Most of us go out of our way to avoid scary things. But the most frightening things we face daily are those related to money. If you let money matters scare you — like setting a budget, or taking a peek at your credit card balance — you could end up making some truly frightful financial decisions. Here are some tips for overcoming financial fear so you can make the most of your money.
The Fear of Budgeting
Budgeting is very scary to many people, regardless of their financial means. People often think setting a budget is either too complicated or too restricting. The thought of sitting down to design your budget plans might make you break out in a cold sweat. But in reality, your budget should be a helpful, a simple plan that will help you spend with confidence.

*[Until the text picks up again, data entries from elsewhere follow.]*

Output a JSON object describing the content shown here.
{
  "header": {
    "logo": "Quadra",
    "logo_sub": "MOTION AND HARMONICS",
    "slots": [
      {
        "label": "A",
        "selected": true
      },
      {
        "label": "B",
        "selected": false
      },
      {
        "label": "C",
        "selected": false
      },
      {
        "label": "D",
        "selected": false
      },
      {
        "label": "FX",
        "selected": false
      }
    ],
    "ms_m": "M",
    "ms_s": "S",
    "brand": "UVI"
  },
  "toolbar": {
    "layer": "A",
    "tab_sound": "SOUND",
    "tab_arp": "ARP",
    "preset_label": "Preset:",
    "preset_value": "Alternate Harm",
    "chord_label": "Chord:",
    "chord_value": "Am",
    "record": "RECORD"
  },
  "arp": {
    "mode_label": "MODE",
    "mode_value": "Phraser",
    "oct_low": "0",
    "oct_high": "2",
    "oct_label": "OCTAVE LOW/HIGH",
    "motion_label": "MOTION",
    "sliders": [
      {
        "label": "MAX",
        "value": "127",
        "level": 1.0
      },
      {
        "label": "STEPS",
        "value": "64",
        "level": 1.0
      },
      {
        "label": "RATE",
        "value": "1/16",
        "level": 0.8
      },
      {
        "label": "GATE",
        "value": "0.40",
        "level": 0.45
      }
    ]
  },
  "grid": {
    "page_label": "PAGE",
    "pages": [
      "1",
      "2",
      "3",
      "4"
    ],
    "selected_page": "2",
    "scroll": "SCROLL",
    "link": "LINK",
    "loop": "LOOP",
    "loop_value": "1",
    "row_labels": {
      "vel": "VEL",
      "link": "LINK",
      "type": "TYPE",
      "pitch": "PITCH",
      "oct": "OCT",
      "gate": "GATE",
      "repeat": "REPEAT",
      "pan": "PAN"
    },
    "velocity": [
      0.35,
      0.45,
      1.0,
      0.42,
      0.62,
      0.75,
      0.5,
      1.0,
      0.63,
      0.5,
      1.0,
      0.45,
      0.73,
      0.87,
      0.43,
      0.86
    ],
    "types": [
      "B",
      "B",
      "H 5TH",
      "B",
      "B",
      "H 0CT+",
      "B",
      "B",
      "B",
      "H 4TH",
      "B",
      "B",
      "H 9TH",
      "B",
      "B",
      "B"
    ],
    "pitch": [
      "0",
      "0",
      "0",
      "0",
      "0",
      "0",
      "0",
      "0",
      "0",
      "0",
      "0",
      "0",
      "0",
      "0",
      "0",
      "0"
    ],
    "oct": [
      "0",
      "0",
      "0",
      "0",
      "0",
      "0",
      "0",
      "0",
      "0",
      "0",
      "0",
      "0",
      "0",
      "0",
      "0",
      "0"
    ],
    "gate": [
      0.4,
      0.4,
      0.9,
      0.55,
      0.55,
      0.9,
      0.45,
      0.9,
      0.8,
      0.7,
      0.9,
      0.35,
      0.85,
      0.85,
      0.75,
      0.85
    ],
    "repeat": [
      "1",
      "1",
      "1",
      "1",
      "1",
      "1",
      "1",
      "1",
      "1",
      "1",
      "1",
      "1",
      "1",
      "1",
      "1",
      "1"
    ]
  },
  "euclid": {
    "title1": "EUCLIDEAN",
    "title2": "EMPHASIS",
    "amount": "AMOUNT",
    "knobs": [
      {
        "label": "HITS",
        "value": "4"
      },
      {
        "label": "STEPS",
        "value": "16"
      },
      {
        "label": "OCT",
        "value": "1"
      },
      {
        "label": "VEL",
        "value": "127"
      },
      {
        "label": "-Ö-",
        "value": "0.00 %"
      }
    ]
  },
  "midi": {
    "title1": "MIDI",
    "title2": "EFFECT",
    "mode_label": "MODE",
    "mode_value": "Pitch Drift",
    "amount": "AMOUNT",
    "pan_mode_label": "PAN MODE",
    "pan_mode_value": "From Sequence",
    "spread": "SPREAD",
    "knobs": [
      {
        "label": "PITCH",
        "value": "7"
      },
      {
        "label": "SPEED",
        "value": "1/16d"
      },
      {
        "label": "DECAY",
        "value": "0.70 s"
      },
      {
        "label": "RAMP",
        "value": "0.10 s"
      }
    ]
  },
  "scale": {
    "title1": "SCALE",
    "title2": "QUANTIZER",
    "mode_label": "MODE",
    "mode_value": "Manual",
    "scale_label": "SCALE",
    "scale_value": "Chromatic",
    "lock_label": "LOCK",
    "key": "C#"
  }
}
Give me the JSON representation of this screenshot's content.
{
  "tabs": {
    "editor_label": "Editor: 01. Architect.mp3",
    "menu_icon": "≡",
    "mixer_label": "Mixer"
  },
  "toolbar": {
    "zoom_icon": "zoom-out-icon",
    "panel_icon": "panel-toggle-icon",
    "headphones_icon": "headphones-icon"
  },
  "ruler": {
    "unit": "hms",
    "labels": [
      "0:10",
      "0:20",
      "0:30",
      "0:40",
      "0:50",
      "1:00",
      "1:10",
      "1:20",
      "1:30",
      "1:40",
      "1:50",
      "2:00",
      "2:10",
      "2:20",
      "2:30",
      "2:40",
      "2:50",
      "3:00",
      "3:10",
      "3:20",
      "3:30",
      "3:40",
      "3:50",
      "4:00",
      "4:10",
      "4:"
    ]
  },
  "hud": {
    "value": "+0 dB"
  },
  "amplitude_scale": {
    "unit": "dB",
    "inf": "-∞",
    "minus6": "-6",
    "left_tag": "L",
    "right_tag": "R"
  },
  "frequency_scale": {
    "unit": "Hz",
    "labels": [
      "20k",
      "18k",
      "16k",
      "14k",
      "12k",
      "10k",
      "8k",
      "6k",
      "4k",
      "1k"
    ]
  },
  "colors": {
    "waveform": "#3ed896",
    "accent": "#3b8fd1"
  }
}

Working toward financial goals isn’t simply about saving money or paying off debt. It is about optimizing your cash flow so your spending is synched with your personal values and life goals. Every life goal requires a financial plan, because without one, we run the risk of sinking further into debt or blowing through savings. Managing your money with a budget is the first step to ensuring you put your money where your heart is.
Face the fear: Start small by focusing on a grocery or entertainment budget. Over time, you will kick your fear and manage your cash flow with ease and confidence. While there’s no simple formula for creating a personal budget, there are some basic guidelines you can follow to maintain a realistic and flexible monthly spending plan. If you are trying to reach some ambitious financial goals or are just tired of worrying about where your money is going, a budget is your ticket to freedom.
The Fear of Tracking Your Spending
When I first started tracking my spending, I thought it would just be basic math. That was until the numbers started to add up. We all know that we have money leaks — but actually identifying them is terrifying. For example, try adding up how much money you spend ordering in for lunch every month!
Face the fear: Tell yourself that not knowing is worse. Approach tracking with the mindset that budgets are all about transparency: looking at where your money is going. There is nothing wrong with spending your money as long as you are making conscious choices about what you are spending it on — and what you are not. Should you ever notice that you are not in control of your spending, be brave enough to question why. Let your fears empower you, not stop you, because embracing that fear makes it easier to choose your big-picture goals over immediate spending. Paying attention will eventually feel better than ignorance.
The Fear of Feeling Broke
Establishing a budget doesn’t mean that you must cut all the fun from your life, so stop starving your spending. Budgeting is a conscious effort to spend your income in any manner you choose. It is essentially a plan to spend, not a plan to prohibit spending. If you approach budgeting with the mindset that extreme frugalness is mandatory, you will be miserable and give up.
Face the fear: When you map out your budget for the first time, you might find that your income isn’t going to cover everything on your wish list. Still, you have a budget because you want to improve your life. Therefore, a good budget leaves room for fun stuff. You just have to figure out what fun stuff is really important to you. If that $100-per-month coffee tab makes you happy, keep it! Those little treats help maintain your motivation as you work toward your bigger-picture goals.
The Fear of Failing
A sustainable budget is flexible. Many people who start a budget get discouraged because expenses don’t always fall neatly in their preset categories. Unexpected expenses can creep up and knock everything out of whack, to the point where you feel like you have failed.
The beauty of a budget is that it can always be rebalanced at any time to adjust for irregular expenses and rainy days. Sometimes this is a struggle, but the only people who don’t wrestle with adjusting a budget are those who have no idea where their money is going in the first place.
Face the fear: Budget to expect the unexpected and you will be able to adjust for those pesky expenses with ease. Life is full of surprises, and part of your budget needs to account for these situations. If you don’t give yourself a cushion, you may end up sabotaging a goal or putting yourself in further debt. I like to include a category in my budget called the “What Now? Fund” and I let the money accrue in my savings if no surprise expenses come up.
In our consumption-based economy, it’s incredibly empowering to have control of where your money is going for the greater goal of reaching your personal definition of financial freedom. By creating a plan and tracking your spending, you will see just how far your money can go and what you can afford with it. Before you know it, you will find that you have a financial life that’s full of ease and void of fear.
Michelle Bobrow is a member of the DailyWorth Connect program. Read more about the program here.